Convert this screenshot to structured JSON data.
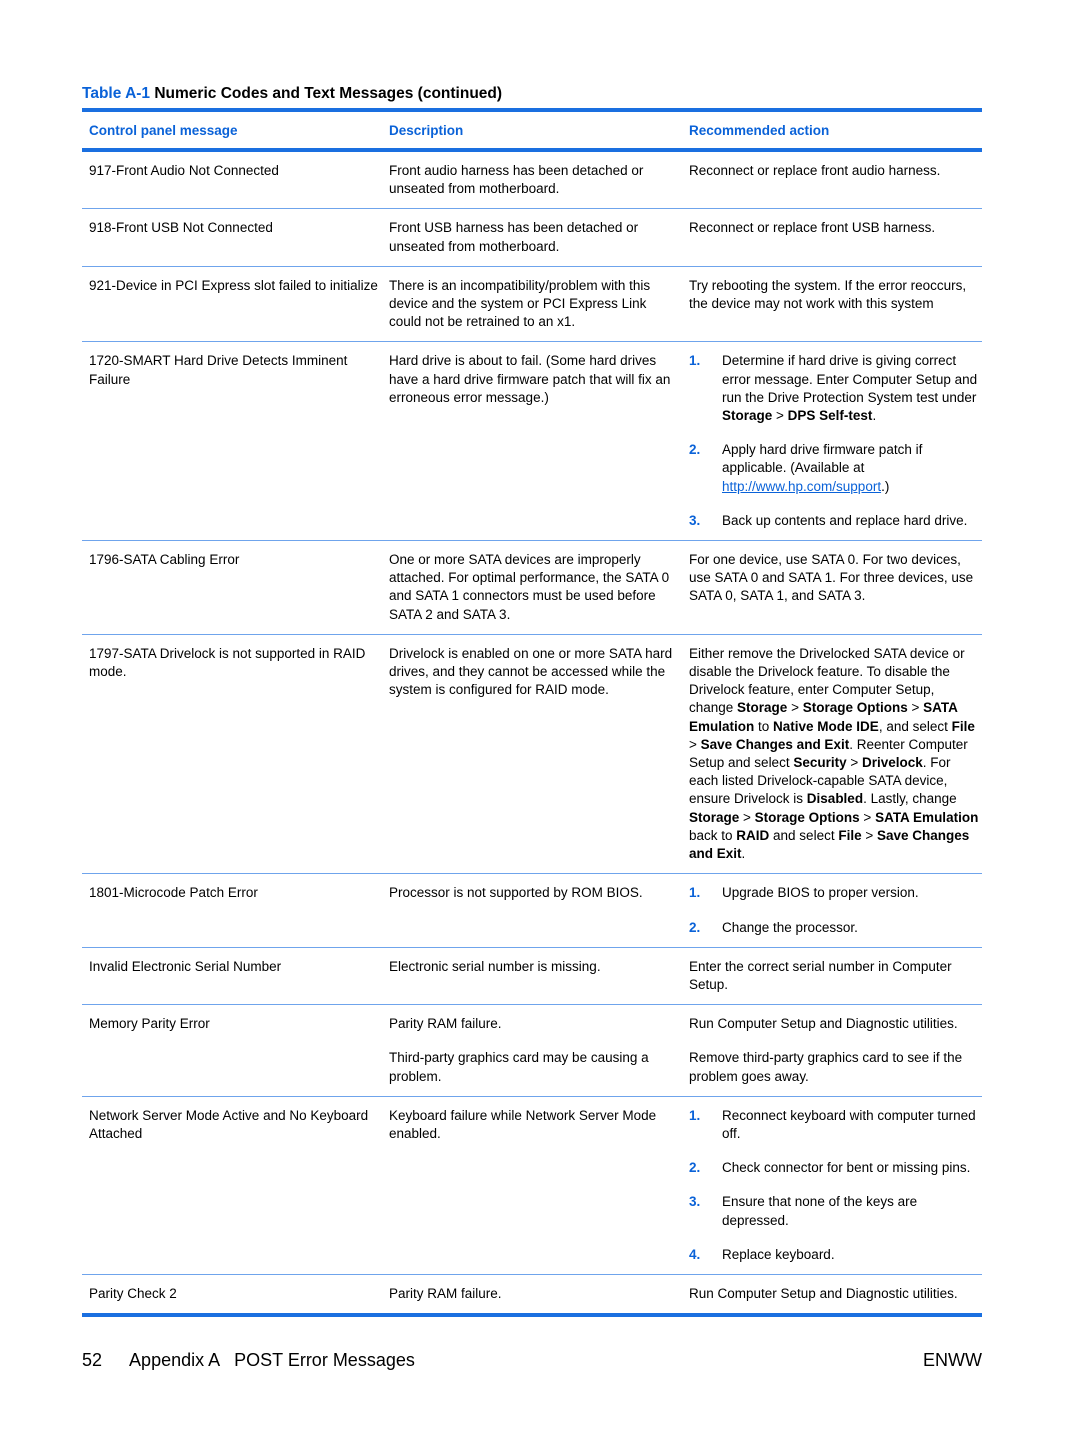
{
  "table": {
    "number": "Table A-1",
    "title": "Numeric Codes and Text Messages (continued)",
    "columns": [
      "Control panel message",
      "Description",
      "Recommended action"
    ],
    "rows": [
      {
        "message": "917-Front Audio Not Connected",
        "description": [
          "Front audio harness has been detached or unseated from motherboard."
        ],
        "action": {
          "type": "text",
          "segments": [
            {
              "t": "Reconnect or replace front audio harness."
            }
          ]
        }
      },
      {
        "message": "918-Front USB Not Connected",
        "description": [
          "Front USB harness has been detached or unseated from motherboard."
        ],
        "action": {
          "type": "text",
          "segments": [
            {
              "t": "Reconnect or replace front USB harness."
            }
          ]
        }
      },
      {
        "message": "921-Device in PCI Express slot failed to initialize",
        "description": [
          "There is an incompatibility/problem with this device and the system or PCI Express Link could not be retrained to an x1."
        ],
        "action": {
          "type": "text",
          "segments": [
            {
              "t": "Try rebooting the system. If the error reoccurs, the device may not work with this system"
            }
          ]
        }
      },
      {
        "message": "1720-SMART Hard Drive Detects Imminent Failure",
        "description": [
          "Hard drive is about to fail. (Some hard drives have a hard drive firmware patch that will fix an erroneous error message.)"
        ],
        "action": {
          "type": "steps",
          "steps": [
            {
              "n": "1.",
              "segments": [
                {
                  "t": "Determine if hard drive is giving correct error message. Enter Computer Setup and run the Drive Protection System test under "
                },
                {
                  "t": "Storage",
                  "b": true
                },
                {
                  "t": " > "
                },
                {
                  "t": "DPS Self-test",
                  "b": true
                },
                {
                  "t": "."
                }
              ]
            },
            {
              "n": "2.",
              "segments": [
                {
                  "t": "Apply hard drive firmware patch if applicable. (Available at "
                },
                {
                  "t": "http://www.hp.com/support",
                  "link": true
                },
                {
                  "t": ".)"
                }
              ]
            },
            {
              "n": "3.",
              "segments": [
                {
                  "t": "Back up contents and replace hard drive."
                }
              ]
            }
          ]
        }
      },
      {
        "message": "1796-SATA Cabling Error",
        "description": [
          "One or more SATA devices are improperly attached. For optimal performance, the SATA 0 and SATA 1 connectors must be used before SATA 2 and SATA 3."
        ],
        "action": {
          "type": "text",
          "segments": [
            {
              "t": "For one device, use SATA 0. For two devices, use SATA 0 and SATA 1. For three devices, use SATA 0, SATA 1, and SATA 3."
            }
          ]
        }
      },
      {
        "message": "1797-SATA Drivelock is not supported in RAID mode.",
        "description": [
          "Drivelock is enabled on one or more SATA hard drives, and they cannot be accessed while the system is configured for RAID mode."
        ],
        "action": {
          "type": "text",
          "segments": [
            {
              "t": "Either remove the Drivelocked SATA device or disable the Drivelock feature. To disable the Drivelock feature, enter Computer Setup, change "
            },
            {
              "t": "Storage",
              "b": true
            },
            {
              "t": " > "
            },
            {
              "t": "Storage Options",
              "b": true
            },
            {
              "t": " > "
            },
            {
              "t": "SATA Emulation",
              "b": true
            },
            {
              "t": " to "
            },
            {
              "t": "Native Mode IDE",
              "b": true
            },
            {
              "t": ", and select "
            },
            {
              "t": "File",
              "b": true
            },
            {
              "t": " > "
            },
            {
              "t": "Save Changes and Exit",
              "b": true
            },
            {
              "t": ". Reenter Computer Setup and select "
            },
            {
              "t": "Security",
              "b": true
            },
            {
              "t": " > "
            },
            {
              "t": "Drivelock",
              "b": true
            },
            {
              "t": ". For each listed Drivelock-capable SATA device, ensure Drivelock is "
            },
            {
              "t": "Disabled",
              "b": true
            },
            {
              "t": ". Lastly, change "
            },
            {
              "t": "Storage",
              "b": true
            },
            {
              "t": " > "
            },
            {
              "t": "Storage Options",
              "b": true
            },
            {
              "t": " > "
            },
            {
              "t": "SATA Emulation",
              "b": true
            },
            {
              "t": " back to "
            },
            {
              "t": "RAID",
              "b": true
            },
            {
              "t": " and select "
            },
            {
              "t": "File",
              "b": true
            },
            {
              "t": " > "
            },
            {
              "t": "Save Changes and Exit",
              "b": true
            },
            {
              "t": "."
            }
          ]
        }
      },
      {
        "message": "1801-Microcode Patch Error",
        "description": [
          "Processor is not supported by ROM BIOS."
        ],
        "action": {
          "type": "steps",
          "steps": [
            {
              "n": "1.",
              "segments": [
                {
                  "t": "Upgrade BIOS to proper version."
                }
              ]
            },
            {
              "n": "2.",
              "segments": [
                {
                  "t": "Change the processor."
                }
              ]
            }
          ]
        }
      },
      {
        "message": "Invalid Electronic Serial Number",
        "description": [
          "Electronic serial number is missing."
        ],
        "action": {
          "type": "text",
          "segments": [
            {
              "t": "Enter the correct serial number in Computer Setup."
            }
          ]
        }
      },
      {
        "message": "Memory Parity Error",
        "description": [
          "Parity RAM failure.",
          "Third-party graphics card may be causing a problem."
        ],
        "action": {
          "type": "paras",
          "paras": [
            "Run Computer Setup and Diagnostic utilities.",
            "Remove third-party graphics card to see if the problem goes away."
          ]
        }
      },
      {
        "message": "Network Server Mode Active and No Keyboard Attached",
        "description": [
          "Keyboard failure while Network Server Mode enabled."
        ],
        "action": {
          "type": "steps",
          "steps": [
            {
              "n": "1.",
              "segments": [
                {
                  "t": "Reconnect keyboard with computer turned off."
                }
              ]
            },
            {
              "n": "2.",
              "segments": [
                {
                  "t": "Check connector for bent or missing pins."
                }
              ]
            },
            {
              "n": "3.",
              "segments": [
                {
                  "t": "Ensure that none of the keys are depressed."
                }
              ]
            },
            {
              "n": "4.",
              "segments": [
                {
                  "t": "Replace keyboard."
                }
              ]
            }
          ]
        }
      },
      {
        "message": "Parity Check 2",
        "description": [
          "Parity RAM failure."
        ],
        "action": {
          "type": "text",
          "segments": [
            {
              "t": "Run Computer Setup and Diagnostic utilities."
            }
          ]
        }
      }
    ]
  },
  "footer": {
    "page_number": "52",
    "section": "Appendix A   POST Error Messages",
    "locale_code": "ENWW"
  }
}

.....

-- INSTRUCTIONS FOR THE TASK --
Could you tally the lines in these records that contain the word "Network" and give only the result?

-- RESULT FOR THIS TASK --
2